MARGUERITE, the popular name for the plant known botanically as Pyrethrum (or Chrysanthemum) fmtercens (natural order Compositae), a shrubby perennial with smooth leaves cut innately into narrow segments and flower-heads two to three inches across produced singly in summer and autumn on slender erect stalks. The white ray-florets surround a yellow disk. It is a native of the Canary Isles, and a favourite for decoration and for greenhouse cultivation, window-boxes and open ground in the summer. The yellow Marguerite (étoile d'or) has somewhat larger pale yellow flowers and glaucous leaves. The plant is propagated from cuttings taken in autumn from old plants and placed in sandy loamy soil in cold frames.

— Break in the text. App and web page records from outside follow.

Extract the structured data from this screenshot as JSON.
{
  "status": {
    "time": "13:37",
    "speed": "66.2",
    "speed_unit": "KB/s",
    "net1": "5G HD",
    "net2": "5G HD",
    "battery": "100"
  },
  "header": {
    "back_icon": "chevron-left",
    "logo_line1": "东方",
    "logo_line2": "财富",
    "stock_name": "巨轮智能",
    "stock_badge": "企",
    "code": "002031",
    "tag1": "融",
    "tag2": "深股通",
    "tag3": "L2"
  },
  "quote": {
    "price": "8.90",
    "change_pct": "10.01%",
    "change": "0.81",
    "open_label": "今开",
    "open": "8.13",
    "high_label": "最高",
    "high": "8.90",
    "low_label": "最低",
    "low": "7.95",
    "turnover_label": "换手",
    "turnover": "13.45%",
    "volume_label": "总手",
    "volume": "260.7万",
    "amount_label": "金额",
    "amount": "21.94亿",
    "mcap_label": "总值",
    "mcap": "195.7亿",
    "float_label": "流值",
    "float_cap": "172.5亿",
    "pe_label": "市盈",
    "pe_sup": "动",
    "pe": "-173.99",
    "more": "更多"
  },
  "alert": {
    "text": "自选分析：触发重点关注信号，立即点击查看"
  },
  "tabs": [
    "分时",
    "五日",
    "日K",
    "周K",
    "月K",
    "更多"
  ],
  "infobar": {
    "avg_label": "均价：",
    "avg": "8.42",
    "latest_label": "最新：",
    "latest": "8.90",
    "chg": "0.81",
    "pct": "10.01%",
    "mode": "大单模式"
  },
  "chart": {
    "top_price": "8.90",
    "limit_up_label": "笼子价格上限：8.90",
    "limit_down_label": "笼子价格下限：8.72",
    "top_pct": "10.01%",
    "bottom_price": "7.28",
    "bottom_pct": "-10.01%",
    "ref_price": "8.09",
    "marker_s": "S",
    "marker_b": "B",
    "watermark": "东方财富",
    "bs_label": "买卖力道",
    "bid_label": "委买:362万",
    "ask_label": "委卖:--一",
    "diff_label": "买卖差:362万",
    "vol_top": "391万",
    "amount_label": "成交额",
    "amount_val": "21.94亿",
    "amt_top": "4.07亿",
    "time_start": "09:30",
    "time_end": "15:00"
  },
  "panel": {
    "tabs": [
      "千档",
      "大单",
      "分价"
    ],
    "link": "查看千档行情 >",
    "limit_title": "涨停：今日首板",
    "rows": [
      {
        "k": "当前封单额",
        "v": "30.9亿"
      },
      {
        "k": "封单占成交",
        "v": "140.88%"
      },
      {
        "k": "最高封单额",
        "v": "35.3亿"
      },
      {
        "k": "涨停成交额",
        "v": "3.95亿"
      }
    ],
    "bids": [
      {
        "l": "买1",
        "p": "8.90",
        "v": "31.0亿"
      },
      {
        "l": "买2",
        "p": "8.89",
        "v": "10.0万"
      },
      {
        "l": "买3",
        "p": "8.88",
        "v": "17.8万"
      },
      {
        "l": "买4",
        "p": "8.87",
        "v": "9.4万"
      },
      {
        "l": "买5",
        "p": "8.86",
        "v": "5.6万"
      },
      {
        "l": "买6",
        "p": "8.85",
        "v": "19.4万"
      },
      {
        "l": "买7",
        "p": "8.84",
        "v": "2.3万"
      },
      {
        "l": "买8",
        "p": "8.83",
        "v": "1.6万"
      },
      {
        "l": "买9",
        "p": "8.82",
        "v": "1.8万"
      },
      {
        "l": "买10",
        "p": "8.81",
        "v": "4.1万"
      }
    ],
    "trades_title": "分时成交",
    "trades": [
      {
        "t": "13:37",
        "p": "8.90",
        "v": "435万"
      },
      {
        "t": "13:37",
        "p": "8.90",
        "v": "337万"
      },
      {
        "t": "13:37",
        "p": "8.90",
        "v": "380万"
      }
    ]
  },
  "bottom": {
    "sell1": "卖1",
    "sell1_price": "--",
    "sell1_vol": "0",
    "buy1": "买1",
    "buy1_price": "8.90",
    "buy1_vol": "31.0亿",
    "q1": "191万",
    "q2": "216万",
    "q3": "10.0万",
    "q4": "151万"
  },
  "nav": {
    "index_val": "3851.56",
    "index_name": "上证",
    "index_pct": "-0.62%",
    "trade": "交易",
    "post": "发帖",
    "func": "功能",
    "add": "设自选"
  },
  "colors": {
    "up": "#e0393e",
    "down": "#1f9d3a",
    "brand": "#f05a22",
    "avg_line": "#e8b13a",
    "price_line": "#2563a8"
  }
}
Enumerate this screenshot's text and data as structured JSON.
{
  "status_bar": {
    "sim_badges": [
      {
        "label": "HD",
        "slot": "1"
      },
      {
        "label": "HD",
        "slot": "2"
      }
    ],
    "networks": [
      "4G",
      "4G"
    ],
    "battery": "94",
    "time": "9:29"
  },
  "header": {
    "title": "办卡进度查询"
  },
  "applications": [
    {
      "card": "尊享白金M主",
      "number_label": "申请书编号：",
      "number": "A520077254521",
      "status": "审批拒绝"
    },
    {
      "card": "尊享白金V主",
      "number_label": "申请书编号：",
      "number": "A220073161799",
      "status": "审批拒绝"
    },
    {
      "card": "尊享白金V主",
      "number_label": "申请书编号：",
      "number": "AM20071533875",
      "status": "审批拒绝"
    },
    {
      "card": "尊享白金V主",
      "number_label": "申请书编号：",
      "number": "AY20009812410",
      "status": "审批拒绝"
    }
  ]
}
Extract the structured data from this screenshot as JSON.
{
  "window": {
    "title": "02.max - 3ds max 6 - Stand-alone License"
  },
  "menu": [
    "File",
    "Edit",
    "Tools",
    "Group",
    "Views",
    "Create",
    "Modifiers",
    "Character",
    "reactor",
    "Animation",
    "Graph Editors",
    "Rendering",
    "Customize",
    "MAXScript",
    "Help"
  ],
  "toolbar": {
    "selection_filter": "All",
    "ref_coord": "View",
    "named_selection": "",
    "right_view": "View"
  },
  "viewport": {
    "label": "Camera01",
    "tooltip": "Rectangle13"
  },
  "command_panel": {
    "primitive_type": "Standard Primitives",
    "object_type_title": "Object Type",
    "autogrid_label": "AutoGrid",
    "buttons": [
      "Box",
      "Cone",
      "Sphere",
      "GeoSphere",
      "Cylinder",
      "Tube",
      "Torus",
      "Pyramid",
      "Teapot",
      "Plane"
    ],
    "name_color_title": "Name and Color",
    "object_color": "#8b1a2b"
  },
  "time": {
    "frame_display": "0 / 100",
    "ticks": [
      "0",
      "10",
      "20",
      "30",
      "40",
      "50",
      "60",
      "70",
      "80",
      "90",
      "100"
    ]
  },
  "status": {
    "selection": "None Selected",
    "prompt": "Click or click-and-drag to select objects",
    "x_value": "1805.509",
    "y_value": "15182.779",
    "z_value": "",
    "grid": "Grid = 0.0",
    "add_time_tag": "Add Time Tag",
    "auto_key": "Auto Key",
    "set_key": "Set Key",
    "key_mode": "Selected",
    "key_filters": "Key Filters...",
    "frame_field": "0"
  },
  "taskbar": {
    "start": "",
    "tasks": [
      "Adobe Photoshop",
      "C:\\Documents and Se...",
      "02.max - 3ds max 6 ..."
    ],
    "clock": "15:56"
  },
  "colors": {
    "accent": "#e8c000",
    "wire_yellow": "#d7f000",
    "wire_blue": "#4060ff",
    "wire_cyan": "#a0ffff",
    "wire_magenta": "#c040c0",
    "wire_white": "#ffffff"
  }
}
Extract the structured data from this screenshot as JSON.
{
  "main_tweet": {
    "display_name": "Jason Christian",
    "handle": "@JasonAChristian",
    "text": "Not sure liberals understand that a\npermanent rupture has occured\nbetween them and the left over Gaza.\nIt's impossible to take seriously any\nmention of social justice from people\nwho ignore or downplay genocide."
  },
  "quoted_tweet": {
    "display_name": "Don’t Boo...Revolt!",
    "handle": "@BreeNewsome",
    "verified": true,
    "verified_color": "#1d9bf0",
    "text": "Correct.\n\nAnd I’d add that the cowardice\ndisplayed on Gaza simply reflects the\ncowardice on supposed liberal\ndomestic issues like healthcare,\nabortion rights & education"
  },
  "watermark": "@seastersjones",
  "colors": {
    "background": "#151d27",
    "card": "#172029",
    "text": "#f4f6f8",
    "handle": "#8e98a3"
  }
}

By pruning the shoots in autumn the plants may be grown into very large specimens in the course of a few seasons.
MARGUERITE DE VALOIS. The name Marguerite was common in the Valois dynasty, and during the 16th century there were three princesses, all of whom figure in the political as well as in the literary history of the time, and who have